## [TASK TO CARRY OUT]
Answer with only the number of lines below where "unit" appears.

[[ PROVIDED RECORDS open ]]

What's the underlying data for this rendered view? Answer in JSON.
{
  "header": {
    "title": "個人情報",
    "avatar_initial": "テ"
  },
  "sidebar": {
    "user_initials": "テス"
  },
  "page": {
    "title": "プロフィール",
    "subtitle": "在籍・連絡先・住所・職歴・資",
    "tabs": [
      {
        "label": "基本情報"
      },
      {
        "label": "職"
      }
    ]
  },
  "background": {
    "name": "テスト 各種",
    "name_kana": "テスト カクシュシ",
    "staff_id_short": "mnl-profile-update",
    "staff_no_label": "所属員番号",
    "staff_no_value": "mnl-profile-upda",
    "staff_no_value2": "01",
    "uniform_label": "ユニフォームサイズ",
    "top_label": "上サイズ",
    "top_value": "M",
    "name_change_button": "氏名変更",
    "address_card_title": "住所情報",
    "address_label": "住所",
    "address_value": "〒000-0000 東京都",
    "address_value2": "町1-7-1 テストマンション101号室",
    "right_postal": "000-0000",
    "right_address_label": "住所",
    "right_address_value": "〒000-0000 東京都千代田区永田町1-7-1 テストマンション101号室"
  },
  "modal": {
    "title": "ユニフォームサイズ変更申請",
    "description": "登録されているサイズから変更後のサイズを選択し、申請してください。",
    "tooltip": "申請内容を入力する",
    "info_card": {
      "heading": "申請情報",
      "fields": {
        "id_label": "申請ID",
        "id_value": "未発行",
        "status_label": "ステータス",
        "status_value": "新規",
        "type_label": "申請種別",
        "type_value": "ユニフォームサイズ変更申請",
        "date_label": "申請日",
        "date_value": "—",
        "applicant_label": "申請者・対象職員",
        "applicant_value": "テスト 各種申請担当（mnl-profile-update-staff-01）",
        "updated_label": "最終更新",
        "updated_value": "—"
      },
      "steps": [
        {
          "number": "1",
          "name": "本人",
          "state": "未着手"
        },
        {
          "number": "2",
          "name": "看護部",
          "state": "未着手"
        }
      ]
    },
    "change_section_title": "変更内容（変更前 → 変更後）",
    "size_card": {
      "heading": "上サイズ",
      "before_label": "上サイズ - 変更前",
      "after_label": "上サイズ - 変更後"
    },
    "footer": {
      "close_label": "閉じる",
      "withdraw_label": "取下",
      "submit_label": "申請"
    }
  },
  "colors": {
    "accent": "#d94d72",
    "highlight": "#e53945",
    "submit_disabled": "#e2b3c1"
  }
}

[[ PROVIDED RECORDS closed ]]
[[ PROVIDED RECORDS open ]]

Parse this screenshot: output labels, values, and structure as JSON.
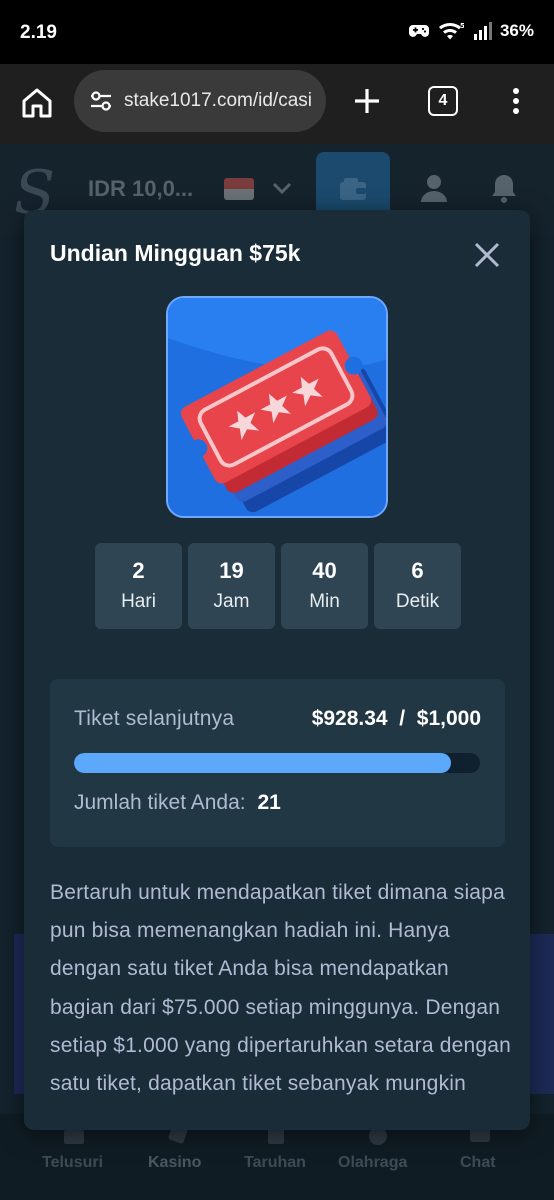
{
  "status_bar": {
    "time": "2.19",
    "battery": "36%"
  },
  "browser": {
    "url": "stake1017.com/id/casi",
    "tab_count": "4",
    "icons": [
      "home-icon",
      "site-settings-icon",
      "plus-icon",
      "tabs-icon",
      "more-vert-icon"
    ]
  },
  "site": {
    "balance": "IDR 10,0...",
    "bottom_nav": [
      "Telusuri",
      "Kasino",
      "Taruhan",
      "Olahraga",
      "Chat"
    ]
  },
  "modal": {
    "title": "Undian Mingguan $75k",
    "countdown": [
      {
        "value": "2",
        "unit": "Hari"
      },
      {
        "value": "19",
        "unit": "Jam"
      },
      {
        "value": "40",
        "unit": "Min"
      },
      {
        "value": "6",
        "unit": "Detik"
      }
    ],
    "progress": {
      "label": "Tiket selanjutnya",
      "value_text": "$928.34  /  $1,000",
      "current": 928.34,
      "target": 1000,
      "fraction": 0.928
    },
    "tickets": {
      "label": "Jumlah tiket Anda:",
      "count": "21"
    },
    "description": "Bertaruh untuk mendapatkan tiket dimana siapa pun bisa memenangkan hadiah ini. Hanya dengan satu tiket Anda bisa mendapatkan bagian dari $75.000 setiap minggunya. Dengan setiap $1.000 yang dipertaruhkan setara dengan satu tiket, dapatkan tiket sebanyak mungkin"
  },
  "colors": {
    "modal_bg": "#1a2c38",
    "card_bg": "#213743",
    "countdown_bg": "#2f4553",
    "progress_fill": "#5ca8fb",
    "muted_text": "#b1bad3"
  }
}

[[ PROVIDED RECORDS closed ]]
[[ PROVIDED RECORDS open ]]

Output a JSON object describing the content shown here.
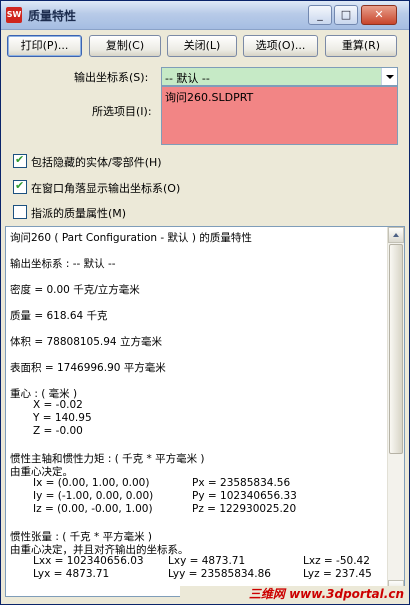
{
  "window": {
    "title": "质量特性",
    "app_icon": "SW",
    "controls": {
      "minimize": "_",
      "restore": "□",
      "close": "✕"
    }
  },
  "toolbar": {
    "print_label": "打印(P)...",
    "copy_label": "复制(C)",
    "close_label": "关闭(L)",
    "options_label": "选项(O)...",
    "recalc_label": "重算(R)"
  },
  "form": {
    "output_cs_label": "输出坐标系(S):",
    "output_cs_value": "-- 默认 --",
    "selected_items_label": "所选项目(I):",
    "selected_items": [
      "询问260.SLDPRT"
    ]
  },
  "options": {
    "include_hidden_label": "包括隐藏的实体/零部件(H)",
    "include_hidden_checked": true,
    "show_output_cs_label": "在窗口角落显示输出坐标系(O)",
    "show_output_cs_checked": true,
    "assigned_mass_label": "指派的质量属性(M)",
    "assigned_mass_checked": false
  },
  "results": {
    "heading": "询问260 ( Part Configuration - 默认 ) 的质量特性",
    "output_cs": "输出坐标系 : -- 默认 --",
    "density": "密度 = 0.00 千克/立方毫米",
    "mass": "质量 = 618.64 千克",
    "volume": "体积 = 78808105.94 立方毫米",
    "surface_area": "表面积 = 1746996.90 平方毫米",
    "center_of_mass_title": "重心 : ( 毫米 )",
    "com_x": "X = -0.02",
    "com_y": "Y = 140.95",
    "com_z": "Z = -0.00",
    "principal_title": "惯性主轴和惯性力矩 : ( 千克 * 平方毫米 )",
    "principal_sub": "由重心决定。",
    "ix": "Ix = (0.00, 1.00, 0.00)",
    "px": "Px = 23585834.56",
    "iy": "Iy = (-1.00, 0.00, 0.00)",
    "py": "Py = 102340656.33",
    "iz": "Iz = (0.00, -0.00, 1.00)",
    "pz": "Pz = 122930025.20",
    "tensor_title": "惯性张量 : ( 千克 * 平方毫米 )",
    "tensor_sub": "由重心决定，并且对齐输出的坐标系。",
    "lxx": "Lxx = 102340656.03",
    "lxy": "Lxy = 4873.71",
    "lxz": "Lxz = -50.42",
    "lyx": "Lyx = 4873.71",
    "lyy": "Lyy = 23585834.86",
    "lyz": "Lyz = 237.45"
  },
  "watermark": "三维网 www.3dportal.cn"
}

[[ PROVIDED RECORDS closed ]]

## [EXERCISE OUTPUT]
4